For Immediate Release September 23, 2009
Vice President Biden, Secretary Sebelius Issue New Report on Seniors and Health Insurance Reform
"Under health insurance reform, seniors will get better care and their health care costs will go down," said Secretary Sebelius. "Reform will strengthen Medicare, cut drug costs, and help ensure all seniors get the high-quality, affordable care they deserve."
- Preserving and strengthening Medicare.
According to the Medicare Trustees 2009 report, the Medicare Part A Trust Fund will be exhausted by 2017. Health insurance reform will extend the life of the Medicare Trust Fund by an additional four to five years – and delivery system reforms included in health insurance reform have the potential to keep the Trust Fund solvent even longer into the future. Health insurance reform will also reduce overpayments to private plans and will clamp down on fraud and abuse to strengthen Medicare for all seniors. Coupled with improvements in the quality of care, expansion of the health care workforce, and reductions in out-of-pocket costs, health insurance reform will ensure that Medicare will continue to provide the high-quality, affordable coverage that America’s seniors deserve and expect.
- Cutting high prescription drug cost. Prescription drug costs represent a significant expense for seniors. While Medicare added a prescription drug benefit, this benefit includes a coverage gap commonly called the "donut hole." In 2007, over 8 million seniors hit the "donut hole." For those who are not low-income or have not purchased other coverage, average drug costs in this coverage gap are $340 per month, or $4,080 per year. Health insurance reform will close the coverage gap in Medicare Part D over time, so seniors do not have to worry about losing coverage for their drug costs. While the closure of the coverage gap is phased in, health insurance reform will also provide seniors with a discount of 50 percent on their brand name medication costs in the coverage gap, saving thousands of dollars for some seniors.

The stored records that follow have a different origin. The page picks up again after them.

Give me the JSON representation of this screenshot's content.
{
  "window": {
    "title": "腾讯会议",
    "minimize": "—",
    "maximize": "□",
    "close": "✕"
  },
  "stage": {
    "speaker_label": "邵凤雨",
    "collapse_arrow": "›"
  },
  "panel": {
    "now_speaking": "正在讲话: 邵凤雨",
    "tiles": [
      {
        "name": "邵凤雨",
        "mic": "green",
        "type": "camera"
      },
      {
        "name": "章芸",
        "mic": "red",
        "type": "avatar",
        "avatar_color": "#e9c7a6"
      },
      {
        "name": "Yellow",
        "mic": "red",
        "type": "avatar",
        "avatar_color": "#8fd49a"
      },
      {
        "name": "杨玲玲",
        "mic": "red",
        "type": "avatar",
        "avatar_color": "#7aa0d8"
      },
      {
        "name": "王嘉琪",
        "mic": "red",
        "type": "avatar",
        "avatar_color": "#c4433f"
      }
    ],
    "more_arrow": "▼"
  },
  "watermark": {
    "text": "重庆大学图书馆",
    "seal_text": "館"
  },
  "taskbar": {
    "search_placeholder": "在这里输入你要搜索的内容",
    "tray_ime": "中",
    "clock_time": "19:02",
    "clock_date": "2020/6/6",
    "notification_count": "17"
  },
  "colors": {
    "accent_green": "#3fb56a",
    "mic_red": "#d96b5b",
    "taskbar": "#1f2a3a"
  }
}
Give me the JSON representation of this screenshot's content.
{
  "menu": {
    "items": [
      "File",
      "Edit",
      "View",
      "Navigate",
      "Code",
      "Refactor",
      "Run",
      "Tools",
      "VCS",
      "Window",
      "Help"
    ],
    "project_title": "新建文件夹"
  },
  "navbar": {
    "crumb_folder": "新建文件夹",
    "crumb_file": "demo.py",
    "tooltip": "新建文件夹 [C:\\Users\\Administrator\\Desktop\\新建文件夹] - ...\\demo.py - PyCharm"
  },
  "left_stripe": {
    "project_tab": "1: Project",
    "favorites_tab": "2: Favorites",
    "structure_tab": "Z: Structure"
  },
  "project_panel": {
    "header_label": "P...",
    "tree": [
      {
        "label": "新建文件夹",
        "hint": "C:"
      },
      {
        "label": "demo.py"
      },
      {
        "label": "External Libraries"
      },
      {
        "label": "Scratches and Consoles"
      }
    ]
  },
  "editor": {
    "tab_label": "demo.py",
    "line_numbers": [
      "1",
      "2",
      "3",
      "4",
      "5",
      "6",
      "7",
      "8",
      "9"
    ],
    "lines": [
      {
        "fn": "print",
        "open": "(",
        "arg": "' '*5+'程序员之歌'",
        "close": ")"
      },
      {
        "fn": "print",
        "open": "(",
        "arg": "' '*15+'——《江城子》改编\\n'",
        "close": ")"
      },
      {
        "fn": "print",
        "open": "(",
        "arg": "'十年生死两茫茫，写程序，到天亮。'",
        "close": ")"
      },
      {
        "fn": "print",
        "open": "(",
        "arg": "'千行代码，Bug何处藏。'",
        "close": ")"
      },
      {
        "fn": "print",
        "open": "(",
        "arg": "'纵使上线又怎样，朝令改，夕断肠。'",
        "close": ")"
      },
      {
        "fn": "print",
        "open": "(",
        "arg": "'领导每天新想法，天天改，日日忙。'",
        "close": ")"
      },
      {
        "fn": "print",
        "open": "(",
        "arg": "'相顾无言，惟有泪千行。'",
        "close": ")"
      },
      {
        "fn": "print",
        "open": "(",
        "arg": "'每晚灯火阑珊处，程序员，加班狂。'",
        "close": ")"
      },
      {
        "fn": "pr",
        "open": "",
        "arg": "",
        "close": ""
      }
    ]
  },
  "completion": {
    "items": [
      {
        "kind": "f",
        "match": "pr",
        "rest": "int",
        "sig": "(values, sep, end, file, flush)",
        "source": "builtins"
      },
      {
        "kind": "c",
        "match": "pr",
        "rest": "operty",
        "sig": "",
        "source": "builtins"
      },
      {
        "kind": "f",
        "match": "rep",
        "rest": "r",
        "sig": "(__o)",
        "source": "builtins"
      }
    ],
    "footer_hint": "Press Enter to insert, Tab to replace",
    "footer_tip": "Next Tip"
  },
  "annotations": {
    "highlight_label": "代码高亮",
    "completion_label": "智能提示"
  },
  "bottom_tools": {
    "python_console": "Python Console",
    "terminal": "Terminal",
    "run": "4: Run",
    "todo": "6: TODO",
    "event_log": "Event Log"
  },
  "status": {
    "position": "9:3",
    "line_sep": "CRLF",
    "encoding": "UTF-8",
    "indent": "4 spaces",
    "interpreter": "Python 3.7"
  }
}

- Making preventive services free. Many seniors do not receive recommended preventive and primary care, leading to less effective and more expensive treatments. For example, 20 percent of women aged 50 and over did not receive a mammogram in the past two years, and 38 percent of adults aged 50 and over have never had a colonoscopy or sigmoidoscopy. Seniors in Medicare must pay 20 percent of the cost of many preventive services on their own. For a colonoscopy that costs $700, this means that a senior must pay $140 – a price that can be prohibitively expensive. Under health insurance reform, a senior would not pay anything for a screening colonoscopy or other preventive services. Reform will eliminate any deductibles, copayments, or other cost-sharing for obtaining preventive services, making them affordable and accessible.
- Ending overpayments to private insurance companies that cost all Medicare eneficiaries. The federal government pays private insurance companies on average 14 percent more for providing coverage to Medicare Advantage beneficiaries than it would pay for the same beneficiary in the traditional Medicare program. There is no evidence that this extra payment leads to better quality for Medicare beneficiaries, and all Medicare beneficiaries pay the price of these excessive overpayments through higher premiums – even the 78 percent of seniors who are not enrolled in a Medicare Advantage plan. A typical couple in traditional Medicare will pay on average nearly $90 next year to subsidize private insurance companies that do not provide their Medicare benefits. Health insurance reform will eliminate excessive government subsidies to Medicare Advantage plans, which could save the Federal government, taxpayers, and Medicare beneficiaries well over $100 billion over the next 10 years.